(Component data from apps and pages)
▬▬▬▬▬▬▬▬▬▬
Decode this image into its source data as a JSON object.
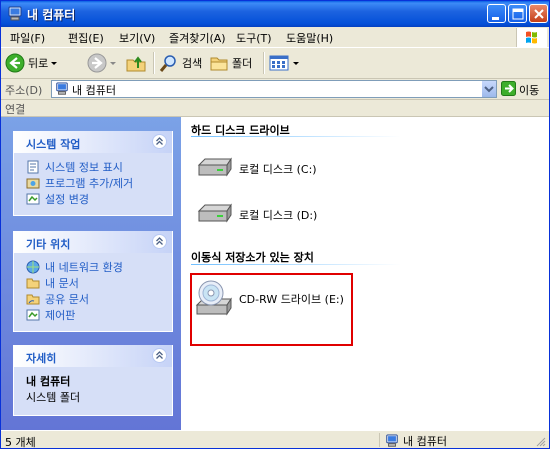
{
  "window": {
    "title": "내 컴퓨터",
    "controls": [
      "minimize",
      "maximize",
      "close"
    ]
  },
  "menu": {
    "items": [
      "파일(F)",
      "편집(E)",
      "보기(V)",
      "즐겨찾기(A)",
      "도구(T)",
      "도움말(H)"
    ]
  },
  "toolbar": {
    "back_label": "뒤로",
    "search_label": "검색",
    "folders_label": "폴더"
  },
  "address": {
    "label": "주소(D)",
    "value": "내 컴퓨터",
    "go_label": "이동"
  },
  "links": {
    "label": "연결"
  },
  "sidebar": {
    "system_tasks": {
      "title": "시스템 작업",
      "items": [
        "시스템 정보 표시",
        "프로그램 추가/제거",
        "설정 변경"
      ]
    },
    "other_places": {
      "title": "기타 위치",
      "items": [
        "내 네트워크 환경",
        "내 문서",
        "공유 문서",
        "제어판"
      ]
    },
    "details": {
      "title": "자세히",
      "name": "내 컴퓨터",
      "type": "시스템 폴더"
    }
  },
  "content": {
    "hard_drives_title": "하드 디스크 드라이브",
    "hard_drives": [
      "로컬 디스크 (C:)",
      "로컬 디스크 (D:)"
    ],
    "removable_title": "이동식 저장소가 있는 장치",
    "removable": [
      "CD-RW 드라이브 (E:)"
    ]
  },
  "status": {
    "count": "5 개체",
    "location": "내 컴퓨터"
  },
  "colors": {
    "titlebar": "#0A5FE3",
    "sidebar_link": "#215DC6",
    "highlight_box": "#E00000"
  }
}
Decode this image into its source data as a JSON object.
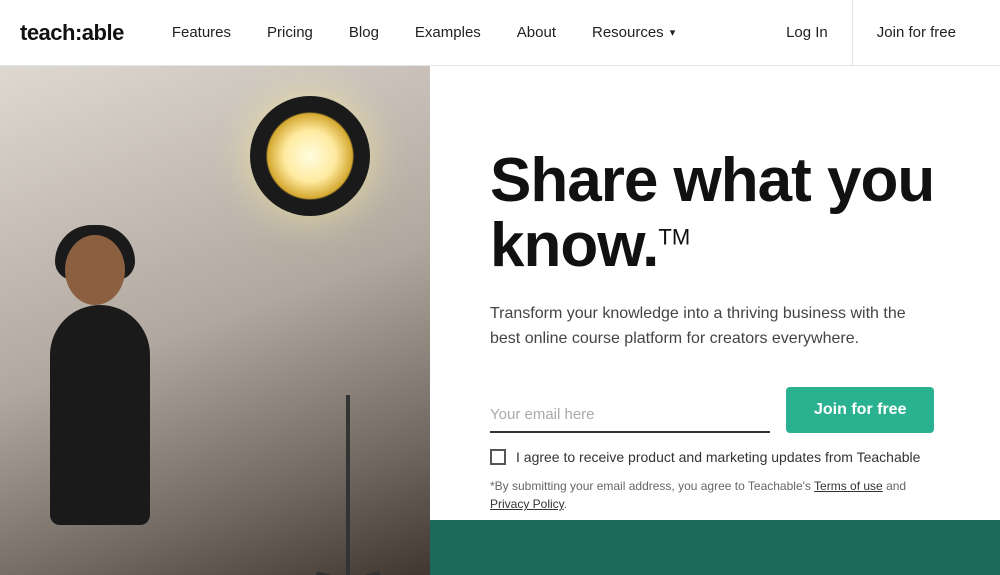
{
  "brand": {
    "logo": "teach:able",
    "logo_colon_color": "#111"
  },
  "nav": {
    "links": [
      {
        "id": "features",
        "label": "Features"
      },
      {
        "id": "pricing",
        "label": "Pricing"
      },
      {
        "id": "blog",
        "label": "Blog"
      },
      {
        "id": "examples",
        "label": "Examples"
      },
      {
        "id": "about",
        "label": "About"
      },
      {
        "id": "resources",
        "label": "Resources",
        "has_dropdown": true
      }
    ],
    "login_label": "Log In",
    "join_label": "Join for free"
  },
  "hero": {
    "title_line1": "Share what you",
    "title_line2": "know.",
    "title_trademark": "TM",
    "subtitle": "Transform your knowledge into a thriving business with the best online course platform for creators everywhere.",
    "email_placeholder": "Your email here",
    "cta_button": "Join for free",
    "checkbox_label": "I agree to receive product and marketing updates from Teachable",
    "legal_prefix": "*By submitting your email address, you agree to Teachable's ",
    "terms_label": "Terms of use",
    "legal_and": " and ",
    "privacy_label": "Privacy Policy",
    "legal_suffix": "."
  },
  "colors": {
    "accent": "#2ab190",
    "nav_border": "#e5e5e5",
    "bottom_strip": "#1a6b5a"
  }
}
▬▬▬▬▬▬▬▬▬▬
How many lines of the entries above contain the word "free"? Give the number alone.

• ANSWER BELOW
2